Its time to raise some more cash, help get more wishes granted and take on an amazing challenge, which is why at the end of May I will be cycling the Welsh Three Peaks, solo, with the aim of breaking the current record.
What is the Welsh Three Peaks?
Most of us have heard of the National Three Peaks challenge, however less well known is the Welsh equivalent. This challenge spans the length of the Country – taking in the three peaks of Wales: Snowdon in the North, Cadair Idris in mid-Wales, and Pen y Fan in the South.
The challenge is clearly not as tough as the National Three Peaks, the 16km and 1300m ascent of Ben Nevis is replaced by the shorter 7km 400m climb up Pen y Fan. However, this does have its advantages though – being a shorter route provides the opportunity for those looking to take this walking challenge on in 24hrs can do so without a dedicated driver. Depending on your levels of fitness, its certainly possible to complete the Welsh Three Peaks in 15hrs.
All the challenge is approximately 17 miles on foot and 135 miles between the three mountains. So how am I taking it on?
Traditionally this challenge is run North to South, so as not to finish on the toughest mountain, Snowdon. I’ve stuck to this logic for my record attempt in May.
Height: 1,085 metres
Route: I’ll be ascending and descending Snowdon using the Ranger Path, which starts at the side of the Snowdon Ranger Youth Hostel, and is approximately 6km long and has 900m of ascent.

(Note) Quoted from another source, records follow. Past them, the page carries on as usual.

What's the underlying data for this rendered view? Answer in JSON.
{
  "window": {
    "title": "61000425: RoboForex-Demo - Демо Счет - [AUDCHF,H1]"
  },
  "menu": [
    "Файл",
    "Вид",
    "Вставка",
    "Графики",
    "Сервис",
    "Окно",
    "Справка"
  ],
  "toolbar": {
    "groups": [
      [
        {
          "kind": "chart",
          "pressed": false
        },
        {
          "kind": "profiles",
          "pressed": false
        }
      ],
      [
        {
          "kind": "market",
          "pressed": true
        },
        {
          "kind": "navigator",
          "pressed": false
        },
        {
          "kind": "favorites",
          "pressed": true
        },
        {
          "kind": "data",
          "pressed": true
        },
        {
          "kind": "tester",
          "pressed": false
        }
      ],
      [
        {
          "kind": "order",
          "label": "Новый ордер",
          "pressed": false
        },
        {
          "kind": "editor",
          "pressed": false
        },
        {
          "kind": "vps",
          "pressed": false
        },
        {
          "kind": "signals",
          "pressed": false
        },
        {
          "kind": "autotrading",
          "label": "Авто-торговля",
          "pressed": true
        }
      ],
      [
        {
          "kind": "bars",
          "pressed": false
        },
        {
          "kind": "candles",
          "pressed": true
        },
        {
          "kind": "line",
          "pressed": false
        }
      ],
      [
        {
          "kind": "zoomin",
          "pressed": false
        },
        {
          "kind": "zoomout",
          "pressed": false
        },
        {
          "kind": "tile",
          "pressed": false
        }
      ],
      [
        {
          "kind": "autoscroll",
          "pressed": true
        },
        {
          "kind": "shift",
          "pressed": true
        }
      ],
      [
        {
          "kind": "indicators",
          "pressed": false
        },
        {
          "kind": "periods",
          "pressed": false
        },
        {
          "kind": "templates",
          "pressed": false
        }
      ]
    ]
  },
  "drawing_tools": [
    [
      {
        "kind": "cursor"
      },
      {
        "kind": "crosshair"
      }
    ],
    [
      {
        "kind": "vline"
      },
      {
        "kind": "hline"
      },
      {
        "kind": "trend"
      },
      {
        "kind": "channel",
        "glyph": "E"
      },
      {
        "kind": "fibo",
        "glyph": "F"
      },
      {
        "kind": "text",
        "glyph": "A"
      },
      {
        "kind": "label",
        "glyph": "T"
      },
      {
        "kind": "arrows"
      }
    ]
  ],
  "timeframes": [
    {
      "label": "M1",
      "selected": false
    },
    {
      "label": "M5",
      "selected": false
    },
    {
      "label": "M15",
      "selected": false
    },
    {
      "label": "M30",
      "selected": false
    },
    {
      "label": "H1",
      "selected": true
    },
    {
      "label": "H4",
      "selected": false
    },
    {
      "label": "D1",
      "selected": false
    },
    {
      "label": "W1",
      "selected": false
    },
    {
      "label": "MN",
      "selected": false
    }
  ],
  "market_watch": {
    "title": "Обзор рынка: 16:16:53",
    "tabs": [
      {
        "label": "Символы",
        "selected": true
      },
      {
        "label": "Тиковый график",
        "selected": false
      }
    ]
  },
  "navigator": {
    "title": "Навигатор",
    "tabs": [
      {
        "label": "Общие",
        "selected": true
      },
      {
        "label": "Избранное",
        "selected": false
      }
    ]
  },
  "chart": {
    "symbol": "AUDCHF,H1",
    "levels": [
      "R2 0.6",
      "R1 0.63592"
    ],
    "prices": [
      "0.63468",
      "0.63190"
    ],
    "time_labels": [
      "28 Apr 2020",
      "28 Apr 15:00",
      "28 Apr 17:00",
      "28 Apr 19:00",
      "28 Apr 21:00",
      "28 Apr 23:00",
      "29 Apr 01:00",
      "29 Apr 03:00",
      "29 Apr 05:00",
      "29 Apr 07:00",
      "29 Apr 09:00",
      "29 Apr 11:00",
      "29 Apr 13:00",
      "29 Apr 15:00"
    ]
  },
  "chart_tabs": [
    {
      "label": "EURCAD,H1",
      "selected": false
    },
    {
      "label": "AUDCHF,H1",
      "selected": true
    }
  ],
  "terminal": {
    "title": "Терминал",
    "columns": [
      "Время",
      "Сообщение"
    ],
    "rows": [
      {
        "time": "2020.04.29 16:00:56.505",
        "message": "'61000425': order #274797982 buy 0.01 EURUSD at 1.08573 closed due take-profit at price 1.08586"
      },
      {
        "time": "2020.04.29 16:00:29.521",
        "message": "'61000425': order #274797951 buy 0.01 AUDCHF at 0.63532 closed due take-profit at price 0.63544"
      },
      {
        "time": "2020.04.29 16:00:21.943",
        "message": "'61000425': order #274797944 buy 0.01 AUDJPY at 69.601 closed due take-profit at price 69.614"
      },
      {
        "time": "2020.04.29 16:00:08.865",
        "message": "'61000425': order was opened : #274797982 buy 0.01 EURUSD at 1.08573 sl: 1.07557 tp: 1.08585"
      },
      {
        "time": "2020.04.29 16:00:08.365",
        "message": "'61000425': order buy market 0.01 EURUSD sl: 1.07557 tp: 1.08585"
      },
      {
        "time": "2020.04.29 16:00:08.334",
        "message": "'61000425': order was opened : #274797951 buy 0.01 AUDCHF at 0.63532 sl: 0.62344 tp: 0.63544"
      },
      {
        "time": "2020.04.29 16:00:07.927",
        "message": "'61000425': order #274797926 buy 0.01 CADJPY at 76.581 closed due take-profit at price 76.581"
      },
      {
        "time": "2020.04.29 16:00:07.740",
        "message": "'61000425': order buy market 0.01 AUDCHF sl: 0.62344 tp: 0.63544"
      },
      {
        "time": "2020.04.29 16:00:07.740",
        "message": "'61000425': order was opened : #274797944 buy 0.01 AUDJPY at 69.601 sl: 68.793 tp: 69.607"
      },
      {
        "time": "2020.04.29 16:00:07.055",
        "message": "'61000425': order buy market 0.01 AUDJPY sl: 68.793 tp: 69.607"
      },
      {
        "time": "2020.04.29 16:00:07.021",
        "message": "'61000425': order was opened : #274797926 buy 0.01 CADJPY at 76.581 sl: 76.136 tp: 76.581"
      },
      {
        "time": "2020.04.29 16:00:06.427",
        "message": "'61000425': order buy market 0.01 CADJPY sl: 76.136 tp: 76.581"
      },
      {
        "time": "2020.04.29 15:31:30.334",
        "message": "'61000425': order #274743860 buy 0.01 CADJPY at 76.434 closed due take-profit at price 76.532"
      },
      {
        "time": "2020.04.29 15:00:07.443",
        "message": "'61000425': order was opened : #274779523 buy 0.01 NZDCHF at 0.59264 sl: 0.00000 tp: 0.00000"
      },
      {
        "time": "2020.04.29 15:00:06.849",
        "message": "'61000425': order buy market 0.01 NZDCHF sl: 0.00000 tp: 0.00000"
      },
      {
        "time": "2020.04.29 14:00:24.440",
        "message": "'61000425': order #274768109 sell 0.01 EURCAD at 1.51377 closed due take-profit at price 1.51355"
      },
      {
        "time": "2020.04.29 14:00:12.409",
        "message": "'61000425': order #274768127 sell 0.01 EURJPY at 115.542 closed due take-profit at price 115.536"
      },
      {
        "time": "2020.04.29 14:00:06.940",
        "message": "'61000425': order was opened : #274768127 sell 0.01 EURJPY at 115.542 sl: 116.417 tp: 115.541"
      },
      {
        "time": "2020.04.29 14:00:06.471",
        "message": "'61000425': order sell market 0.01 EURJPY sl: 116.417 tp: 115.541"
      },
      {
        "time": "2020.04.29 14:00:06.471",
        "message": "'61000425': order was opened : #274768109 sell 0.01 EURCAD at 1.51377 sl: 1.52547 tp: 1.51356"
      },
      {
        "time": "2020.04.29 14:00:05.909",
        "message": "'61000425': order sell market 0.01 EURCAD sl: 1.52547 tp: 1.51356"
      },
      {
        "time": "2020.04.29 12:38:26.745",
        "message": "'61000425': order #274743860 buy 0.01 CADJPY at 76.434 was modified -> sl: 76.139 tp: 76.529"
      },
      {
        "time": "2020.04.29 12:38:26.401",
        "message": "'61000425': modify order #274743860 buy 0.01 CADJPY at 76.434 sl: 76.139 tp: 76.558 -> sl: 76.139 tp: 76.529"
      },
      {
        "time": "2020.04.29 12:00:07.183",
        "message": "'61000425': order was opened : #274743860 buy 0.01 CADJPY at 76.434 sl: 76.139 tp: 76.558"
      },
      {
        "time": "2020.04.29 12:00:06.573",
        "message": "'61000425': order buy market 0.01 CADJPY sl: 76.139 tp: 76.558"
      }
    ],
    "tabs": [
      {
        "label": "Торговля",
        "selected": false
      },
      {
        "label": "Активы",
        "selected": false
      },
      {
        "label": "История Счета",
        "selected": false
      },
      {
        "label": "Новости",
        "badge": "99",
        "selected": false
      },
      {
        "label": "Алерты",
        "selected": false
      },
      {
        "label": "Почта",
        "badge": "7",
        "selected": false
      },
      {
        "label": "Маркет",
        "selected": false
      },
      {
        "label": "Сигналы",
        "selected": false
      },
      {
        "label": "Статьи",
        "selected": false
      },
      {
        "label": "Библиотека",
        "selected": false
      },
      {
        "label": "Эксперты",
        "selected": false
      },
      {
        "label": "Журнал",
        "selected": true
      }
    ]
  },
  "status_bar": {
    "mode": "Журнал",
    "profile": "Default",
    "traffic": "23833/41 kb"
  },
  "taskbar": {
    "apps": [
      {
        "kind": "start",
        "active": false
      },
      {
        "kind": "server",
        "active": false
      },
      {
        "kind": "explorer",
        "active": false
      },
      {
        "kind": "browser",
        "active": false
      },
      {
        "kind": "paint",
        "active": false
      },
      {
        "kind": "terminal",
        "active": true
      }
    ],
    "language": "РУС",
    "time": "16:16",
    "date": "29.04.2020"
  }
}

I’ve picked this route up as it gives me a straighter route South on to Cader Idris, 43 miles away and is a far quieter route in respect to foot traffic than the main Pyg and Miners paths on the other side of the mountain.
Height: 893 metres
“Cadair” is Welsh for chair and “Idris” was a legendary giant who is said to have used the mountain as his armchair to gaze over his domain.
Route: Minffordd Path which is the shortest route up the mountain, at 5km, but possibly the hardest with an ascent of 869m – just shy of the climb at Snowdon. The route starts at the Dôl Idris Car Park and winds around the Llyn Cau lake before a final scramble to the summit. As with Snowdon, the reason for this walking point is to allow for less ascent on the bike (and therefore hopefully a higher average speed) and an easier start to the 94 mile journey on to the Brecon Beacons.
Pen y Fan
Situated in the Brecon Beacons National Park Pen y Fan is the highest peak in the south of the UK. It is well known for it’s unpredictable weather and harsh terrain and as such the mountain has been used for many years by UK Special Forces to train and test its soldiers.
Route: From the Storey Arms Outdoor Centre its a fairly straightforward 3.6km route, ascending 480m to the summit. Not the most exciting route up the mountain, but it is one of the shortest and best maintained routes – which after 140 miles of cycling and 2 mountains will be well appreciated.
The record attempt
According to the Three Peaks Challenge website the fastest time to complete the challenge by bike is 22hrs.
Over a 24hr period spanning Thursday 23 – Friday 24 May I will be attempting to not only beat this time – set in 2013 – but I’ll be taking the challenge on solo and unsupported (so no drafting).
Why? Because records are meant to be broken, not lives.
Fundraising for Make-A-Wish UK
For the 3rd year running I’ll be supporting Make-A-Wish UK as part of this and my other record attempt in August – running the National Three Peaks as part of a 5 person, mixed relay team – because Make-A-Wish do something that is magical, something that the NHS cannot. They make a seriously ill child’s one true wish a reality.
Make-A-Wish believe that every child’s wish is different and their reason for wishing it is unique to them. Whether they wish to be a princess or a policeman for a day, own the latest computer equipment, meet a favourite celebrity or just enjoy a special holiday with their family – Make-A-Wish strive to make those wishes a magical reality that enriches the child’s life at a time when they need it most. It can give them hope for the future in anticipation for their wish to come true, it can provide confidence, a sense of well-being and time with their family to create memories that last a lifetime.
These wishes can quite literally transform the physical, emotional and psychological well-being of a seriously ill child.
So no, it a wish is not a cure – that isn’t what it is about. A wish is magic, it is hope, it is the laugh and the smile on a child’s face, it is respite and it is memories and, damn it, that is powerful stuff.
You can support me and together we can can grant magical wishes for seriously ill children – donate now at